Work order: Go through the listing beneath and show each line containing the string "username".
____
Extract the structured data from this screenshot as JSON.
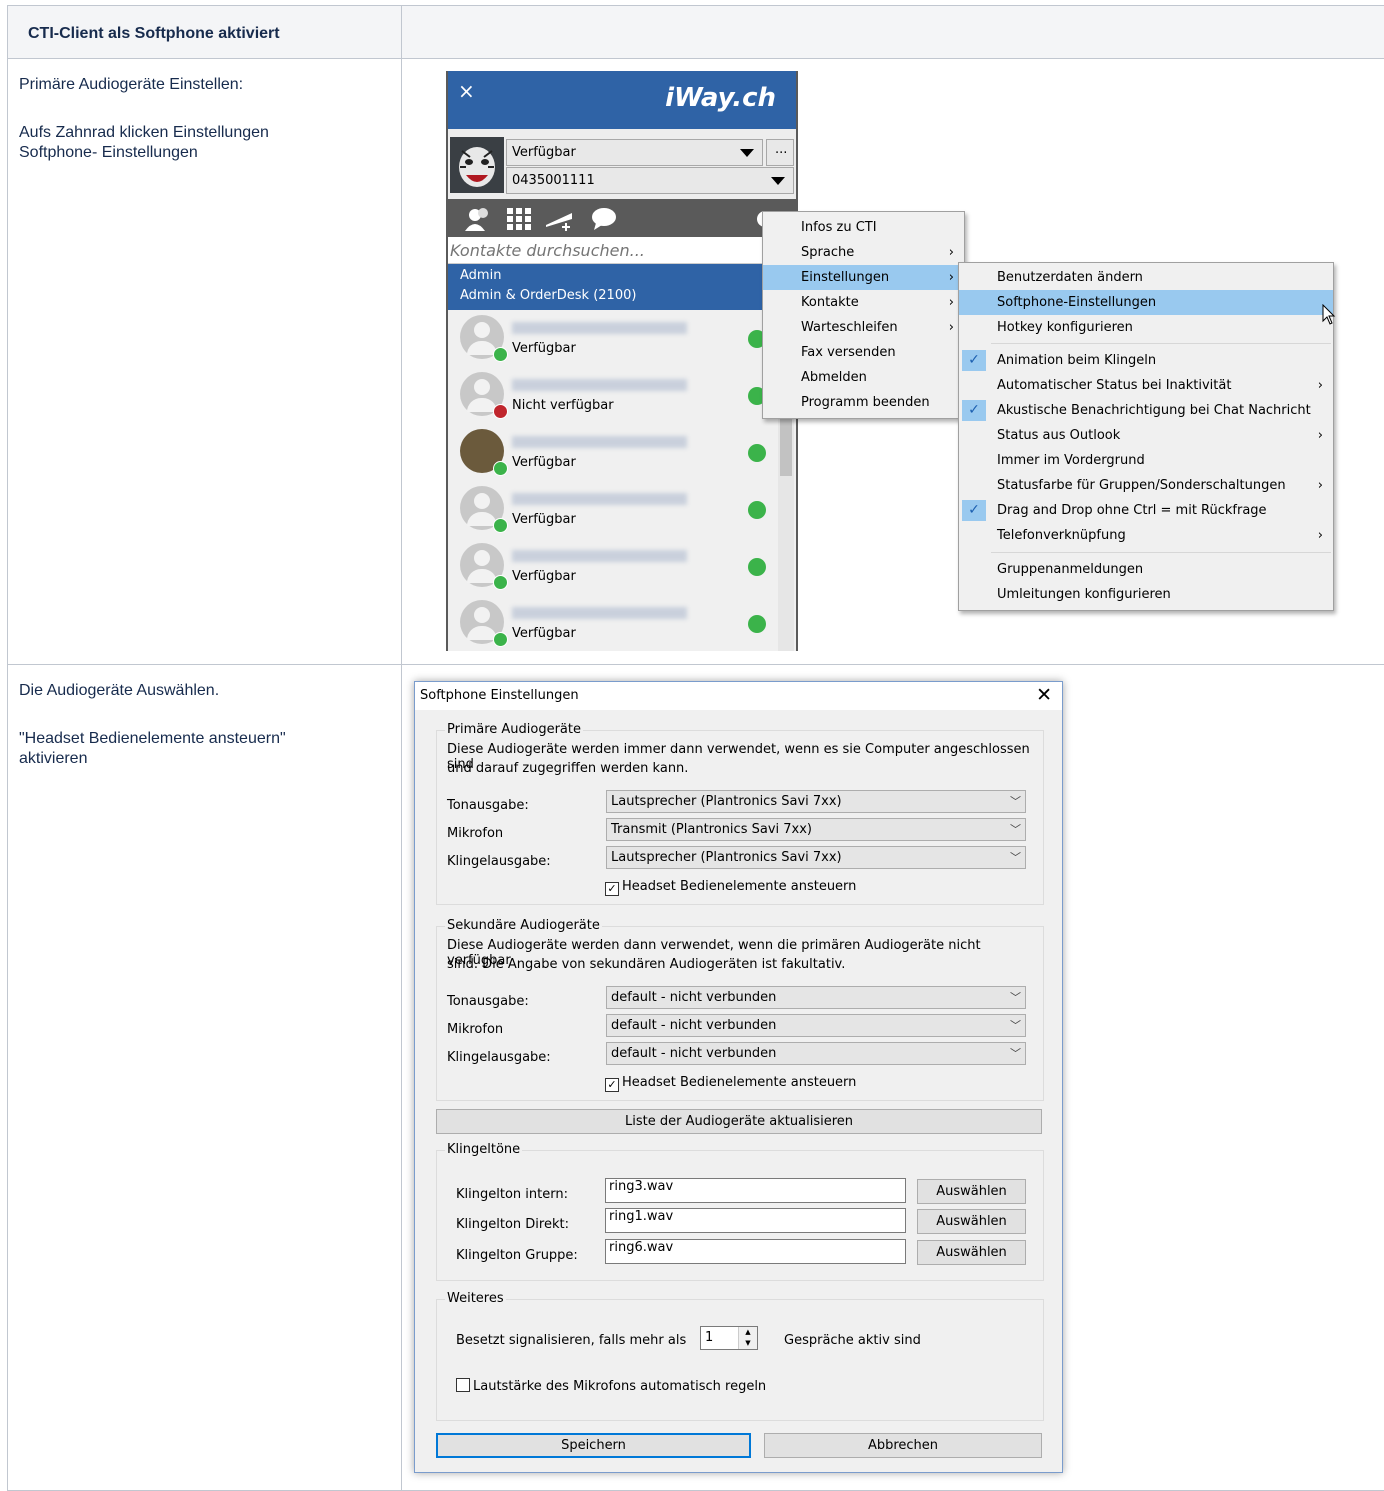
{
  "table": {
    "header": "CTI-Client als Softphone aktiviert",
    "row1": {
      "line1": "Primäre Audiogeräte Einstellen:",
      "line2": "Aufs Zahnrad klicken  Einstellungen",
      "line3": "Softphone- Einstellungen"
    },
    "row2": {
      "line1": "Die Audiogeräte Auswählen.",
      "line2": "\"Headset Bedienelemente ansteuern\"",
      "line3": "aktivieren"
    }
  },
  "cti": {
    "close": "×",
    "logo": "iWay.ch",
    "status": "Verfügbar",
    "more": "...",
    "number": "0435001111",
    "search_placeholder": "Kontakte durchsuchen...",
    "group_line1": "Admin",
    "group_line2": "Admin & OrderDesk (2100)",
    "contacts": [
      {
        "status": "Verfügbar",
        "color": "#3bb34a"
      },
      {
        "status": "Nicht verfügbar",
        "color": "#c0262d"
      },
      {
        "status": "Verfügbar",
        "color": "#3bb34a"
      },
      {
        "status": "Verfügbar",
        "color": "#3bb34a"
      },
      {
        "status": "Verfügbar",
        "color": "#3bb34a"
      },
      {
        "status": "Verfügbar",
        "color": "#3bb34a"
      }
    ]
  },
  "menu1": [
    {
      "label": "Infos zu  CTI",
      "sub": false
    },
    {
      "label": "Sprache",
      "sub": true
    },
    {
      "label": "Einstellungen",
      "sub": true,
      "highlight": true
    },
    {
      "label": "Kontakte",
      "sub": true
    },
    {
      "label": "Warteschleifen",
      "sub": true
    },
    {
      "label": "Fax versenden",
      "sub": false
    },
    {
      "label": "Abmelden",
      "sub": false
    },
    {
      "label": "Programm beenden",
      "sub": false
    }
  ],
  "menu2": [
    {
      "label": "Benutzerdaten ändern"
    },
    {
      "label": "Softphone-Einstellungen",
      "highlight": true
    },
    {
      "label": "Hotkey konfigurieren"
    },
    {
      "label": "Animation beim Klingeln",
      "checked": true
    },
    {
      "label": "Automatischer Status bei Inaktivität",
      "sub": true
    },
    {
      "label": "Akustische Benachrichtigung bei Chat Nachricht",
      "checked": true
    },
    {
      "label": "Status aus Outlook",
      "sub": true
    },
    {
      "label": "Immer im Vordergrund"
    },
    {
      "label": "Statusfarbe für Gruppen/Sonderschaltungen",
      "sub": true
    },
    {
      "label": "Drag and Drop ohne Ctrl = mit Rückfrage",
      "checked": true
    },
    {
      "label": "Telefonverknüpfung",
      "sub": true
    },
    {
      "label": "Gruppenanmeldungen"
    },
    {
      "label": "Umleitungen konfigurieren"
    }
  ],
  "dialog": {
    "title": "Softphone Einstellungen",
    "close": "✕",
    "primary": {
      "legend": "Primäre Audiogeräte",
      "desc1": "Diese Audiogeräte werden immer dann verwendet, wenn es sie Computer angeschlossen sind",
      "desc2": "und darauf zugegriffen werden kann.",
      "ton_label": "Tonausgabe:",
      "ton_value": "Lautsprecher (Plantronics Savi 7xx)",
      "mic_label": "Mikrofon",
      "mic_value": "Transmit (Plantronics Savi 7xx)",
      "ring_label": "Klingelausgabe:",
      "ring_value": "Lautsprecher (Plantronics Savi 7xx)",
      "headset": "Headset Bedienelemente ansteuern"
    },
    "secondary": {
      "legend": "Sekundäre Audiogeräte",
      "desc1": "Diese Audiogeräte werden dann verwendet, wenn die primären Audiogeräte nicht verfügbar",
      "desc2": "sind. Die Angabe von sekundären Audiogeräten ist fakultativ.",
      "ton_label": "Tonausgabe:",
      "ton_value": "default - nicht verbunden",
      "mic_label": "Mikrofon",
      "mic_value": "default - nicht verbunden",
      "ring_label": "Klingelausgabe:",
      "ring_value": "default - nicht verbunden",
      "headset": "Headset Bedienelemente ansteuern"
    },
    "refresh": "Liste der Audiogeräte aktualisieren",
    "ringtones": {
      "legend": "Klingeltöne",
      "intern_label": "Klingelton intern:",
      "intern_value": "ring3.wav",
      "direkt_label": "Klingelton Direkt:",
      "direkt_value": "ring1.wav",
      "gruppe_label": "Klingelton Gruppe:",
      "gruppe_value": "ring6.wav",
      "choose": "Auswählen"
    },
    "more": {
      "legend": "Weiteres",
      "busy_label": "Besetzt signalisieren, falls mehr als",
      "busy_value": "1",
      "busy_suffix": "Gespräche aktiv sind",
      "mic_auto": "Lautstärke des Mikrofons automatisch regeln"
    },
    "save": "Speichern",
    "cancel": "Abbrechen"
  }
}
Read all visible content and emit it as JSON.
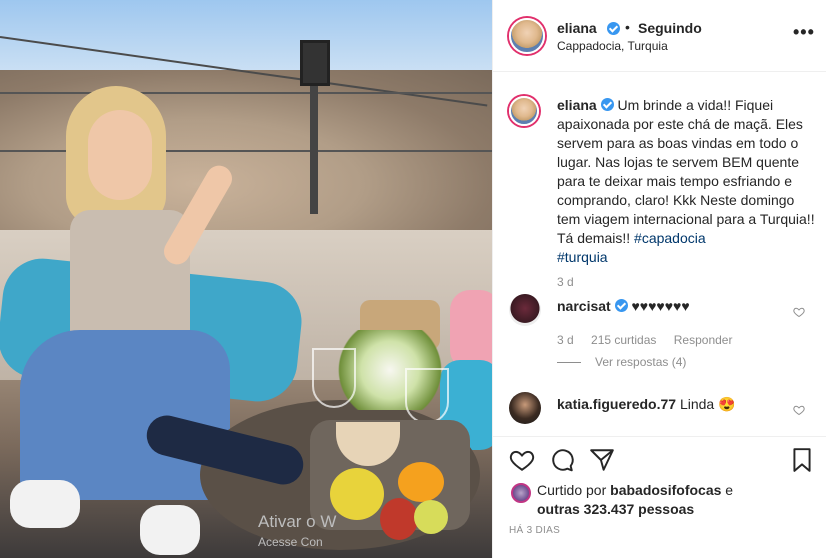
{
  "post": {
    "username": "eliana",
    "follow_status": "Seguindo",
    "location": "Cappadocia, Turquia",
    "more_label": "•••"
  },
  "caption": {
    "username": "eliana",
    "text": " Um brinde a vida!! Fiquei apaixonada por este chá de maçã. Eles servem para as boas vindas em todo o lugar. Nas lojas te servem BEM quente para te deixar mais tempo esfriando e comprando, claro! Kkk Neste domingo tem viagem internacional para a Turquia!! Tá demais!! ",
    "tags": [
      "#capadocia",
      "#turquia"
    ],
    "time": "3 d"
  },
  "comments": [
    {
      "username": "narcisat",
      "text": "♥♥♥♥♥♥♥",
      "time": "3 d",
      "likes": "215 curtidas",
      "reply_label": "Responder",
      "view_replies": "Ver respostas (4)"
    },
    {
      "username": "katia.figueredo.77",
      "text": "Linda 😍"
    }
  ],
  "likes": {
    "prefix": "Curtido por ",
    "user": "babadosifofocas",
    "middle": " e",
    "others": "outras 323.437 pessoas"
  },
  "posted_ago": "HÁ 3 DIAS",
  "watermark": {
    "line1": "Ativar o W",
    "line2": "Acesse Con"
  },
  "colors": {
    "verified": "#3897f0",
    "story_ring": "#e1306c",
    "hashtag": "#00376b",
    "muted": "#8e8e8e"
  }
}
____
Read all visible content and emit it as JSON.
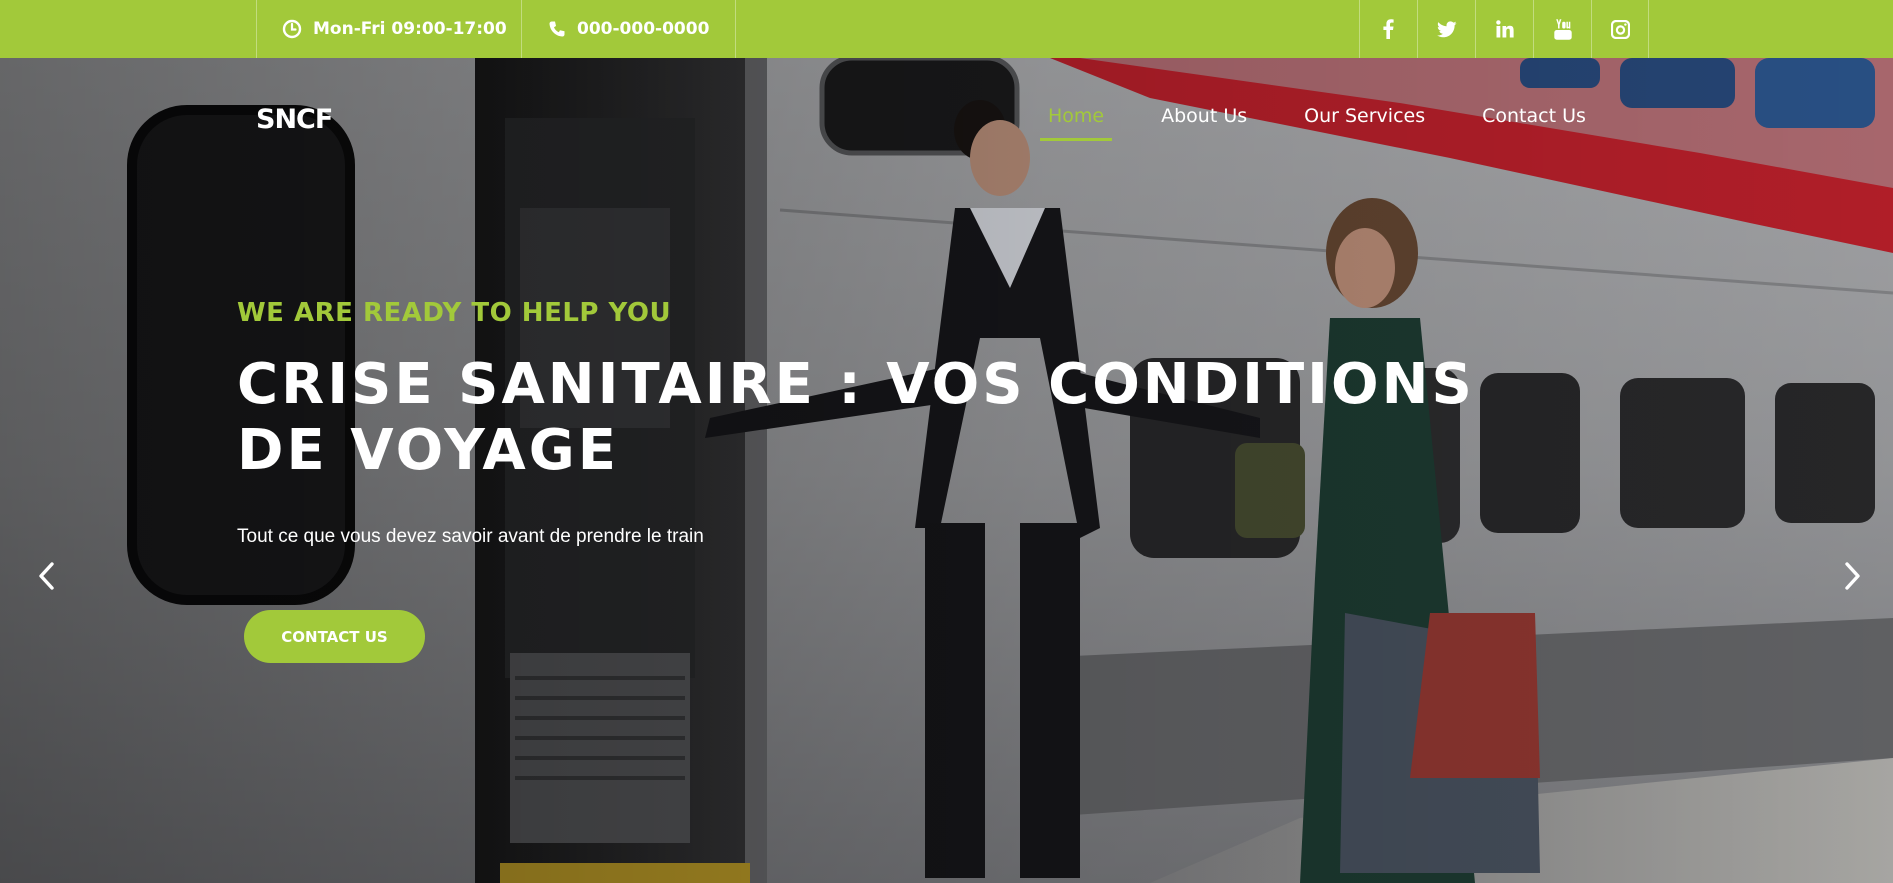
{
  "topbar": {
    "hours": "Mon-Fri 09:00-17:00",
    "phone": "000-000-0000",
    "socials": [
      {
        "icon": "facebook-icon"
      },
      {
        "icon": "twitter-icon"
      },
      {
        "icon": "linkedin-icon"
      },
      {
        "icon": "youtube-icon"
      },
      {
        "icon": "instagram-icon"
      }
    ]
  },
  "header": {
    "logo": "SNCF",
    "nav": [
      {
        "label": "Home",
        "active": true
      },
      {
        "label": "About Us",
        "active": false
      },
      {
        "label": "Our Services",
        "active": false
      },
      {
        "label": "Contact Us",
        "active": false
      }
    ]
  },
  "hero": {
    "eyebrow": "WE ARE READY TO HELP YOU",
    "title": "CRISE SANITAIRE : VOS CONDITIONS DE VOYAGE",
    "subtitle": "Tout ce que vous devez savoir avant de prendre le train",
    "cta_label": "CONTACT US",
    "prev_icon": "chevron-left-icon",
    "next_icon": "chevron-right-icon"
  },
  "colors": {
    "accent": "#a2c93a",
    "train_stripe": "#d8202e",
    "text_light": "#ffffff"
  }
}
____
Worked solution:
    "username": "eliana",
    "username": "eliana",
      "username": "narcisat",
      "username": "katia.figueredo.77",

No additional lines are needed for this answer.